A new study shows that far from finding our influential voice in the European Union (EU) beloved of pro-Remain campaigners, the UK is in fact the most outvoted Member State at the highest echelons of the politico-trading bloc.
A report produced by VoteWatch Europe — the leading international non-governmental organisation tracking the votes of European politicians — has revealed that since 2004 Britain is the single most outvoted Member State in the EU Council (the body in which national government ministers from each member state discuss, amend and adopt laws, and coordinate policies).
Professor Simon Hix — chairman and co-founder of VoteWatch Europe — said that “British opposition to EU decisions occurred especially on budget, foreign policy and foreign aid.”
The problem Britain has getting its voice heard in Europe is growing. The reports shows that between 2004 and 2009 the country was on the minority (losing) side 2.6 per cent of the time, but that rate climbed significantly to reach 12.3 per cent from 2009 to 2015.
Even taking that into account, however, British governments have still managed to support more than 97 per cent of EU laws adopted in the last 12 years. Professor Hix explained the UK was not “the most oppositional government on several important issue areas: internal market, legal affairs, transport, environment, and fisheries.”
Andy Wigmore of Brexit campaign group Leave.EU said: “It really is extraordinary.

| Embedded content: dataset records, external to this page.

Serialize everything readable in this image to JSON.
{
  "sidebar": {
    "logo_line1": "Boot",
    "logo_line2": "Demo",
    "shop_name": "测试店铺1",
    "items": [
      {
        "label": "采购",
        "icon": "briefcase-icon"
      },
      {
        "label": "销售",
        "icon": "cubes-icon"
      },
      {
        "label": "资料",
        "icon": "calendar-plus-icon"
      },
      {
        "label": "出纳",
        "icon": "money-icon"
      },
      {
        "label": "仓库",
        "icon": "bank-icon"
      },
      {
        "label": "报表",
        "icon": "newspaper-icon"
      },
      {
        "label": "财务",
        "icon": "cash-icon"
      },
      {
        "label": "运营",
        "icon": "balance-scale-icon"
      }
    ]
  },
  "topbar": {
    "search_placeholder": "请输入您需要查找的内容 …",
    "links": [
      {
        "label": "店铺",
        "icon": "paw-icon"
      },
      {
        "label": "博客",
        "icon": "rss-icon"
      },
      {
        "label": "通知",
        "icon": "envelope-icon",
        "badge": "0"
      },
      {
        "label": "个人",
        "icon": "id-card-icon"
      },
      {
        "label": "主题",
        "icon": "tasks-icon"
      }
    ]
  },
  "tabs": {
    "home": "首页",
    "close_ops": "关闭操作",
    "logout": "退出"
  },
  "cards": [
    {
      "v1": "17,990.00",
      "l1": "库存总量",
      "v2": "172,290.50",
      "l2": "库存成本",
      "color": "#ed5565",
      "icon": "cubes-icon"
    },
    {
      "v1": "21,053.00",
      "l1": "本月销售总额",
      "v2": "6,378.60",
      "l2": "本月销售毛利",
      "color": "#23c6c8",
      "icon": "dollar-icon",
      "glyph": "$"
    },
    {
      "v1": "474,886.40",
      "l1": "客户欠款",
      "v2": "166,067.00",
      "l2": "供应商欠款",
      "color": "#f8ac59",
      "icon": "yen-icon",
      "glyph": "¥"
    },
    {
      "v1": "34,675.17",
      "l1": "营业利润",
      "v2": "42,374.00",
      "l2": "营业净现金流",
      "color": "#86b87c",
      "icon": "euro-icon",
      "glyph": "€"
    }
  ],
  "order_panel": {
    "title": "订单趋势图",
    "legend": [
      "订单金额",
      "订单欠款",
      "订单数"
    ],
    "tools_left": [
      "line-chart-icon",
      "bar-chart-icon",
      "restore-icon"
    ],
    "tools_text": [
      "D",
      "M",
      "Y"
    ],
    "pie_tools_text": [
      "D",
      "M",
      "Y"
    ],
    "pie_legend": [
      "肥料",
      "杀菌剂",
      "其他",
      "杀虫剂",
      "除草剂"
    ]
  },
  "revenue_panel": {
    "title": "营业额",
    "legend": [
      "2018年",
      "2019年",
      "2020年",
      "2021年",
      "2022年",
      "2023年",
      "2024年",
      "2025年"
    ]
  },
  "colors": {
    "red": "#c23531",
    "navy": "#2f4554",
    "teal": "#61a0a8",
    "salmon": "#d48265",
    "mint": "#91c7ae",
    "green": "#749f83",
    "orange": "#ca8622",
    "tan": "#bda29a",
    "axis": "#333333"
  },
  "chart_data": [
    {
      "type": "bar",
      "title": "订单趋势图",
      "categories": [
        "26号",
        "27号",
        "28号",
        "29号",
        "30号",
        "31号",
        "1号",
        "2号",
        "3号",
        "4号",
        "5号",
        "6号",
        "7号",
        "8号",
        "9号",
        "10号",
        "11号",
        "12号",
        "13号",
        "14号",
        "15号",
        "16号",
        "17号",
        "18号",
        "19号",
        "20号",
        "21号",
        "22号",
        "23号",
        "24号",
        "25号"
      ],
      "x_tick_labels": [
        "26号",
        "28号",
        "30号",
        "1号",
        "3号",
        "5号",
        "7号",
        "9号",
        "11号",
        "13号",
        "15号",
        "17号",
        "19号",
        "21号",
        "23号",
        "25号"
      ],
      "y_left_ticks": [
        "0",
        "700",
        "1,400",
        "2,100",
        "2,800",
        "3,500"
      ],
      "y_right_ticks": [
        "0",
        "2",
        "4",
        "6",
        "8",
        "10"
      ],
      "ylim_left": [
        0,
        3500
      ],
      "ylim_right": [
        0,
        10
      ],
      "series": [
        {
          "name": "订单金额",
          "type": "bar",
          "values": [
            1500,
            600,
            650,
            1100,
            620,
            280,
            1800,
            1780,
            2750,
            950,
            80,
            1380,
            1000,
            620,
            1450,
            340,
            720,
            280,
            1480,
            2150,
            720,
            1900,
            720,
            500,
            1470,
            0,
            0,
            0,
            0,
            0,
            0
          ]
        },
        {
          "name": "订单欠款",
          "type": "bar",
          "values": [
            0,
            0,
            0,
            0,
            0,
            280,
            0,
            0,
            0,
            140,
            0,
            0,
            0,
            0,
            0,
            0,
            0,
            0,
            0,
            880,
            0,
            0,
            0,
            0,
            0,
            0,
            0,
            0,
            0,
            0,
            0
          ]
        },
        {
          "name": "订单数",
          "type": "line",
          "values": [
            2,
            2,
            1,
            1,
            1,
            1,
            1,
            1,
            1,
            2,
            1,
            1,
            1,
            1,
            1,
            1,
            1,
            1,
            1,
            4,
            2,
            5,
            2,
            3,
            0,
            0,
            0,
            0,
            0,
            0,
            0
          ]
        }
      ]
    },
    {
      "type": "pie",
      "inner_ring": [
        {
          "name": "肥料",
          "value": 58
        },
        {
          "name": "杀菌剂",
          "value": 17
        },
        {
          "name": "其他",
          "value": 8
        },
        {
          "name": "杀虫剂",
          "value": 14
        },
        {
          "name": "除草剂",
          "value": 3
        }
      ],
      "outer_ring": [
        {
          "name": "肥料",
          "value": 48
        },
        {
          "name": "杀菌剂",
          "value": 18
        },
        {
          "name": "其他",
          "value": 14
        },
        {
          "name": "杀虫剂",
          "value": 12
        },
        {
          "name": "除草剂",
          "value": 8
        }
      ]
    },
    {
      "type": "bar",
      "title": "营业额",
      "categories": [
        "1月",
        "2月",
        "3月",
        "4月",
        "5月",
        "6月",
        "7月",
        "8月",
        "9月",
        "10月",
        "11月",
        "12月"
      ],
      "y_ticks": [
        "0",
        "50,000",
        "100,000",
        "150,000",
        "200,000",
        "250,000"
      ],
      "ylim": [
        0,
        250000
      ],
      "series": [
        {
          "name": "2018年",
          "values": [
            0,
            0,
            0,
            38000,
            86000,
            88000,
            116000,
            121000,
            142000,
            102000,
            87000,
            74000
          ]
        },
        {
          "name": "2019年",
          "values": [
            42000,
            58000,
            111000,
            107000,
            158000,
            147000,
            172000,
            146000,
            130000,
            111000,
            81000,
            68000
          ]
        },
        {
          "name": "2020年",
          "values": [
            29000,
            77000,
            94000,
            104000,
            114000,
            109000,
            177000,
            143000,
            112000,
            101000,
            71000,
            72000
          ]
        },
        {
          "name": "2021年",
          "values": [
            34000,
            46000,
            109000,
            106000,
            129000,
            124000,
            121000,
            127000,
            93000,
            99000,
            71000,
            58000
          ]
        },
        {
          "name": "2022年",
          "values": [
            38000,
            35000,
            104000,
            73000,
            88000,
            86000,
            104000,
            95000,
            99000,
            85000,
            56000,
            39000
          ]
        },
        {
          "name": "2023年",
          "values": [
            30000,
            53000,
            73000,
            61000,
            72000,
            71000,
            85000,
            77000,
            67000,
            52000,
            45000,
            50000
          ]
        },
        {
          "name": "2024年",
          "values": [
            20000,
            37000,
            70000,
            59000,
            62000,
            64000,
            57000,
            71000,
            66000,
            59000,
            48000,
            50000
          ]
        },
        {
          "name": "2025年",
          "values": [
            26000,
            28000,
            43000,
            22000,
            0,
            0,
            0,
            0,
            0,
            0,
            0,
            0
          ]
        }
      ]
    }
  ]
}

We are told that Britain’s place at the table in Brussels ensures our voice is listened to by our European partners, but this study shows that voice is either isolated and ignored, or merely rubber stamps the overwhelming majority of laws foisted upon the UK.”
The track record of the UK’s Members of the European Parliament (MEPs) also fails to back the argument that their presence defends UK interests in Brussels.
Crunching the numbers in VoteWatch Europe’s report shows that in the 2009-2014 session and to date in the current 2014-2019 session, British MEPs have been less likely to feature in the winning majority in roll call votes than the MEPs of any other Member State. Between 2014 and the end of 2015, majorities of MEPs from every other country were on the winning side on average 90 per cent of the time, but the majority of British MEPs only found themselves among winners 66 per cent of the time.
Writing for Politico, Professor Hix says:
“The main conclusion from our report is that if the U.K. votes to remain in the EU — which is far from certain, of course — the British government and the leadership of Britain’s parties will need to re-engage with mainstream EU politics if they want to grow their waning influence in the Council and Parliament, and on the wider political agenda of the EU.”
In other words, the way to address the problem of Britain’s voice being ignored in Europe if the country votes to Remain is to throw in the towel and change it to a more mainstream European one — vote In for more Europe.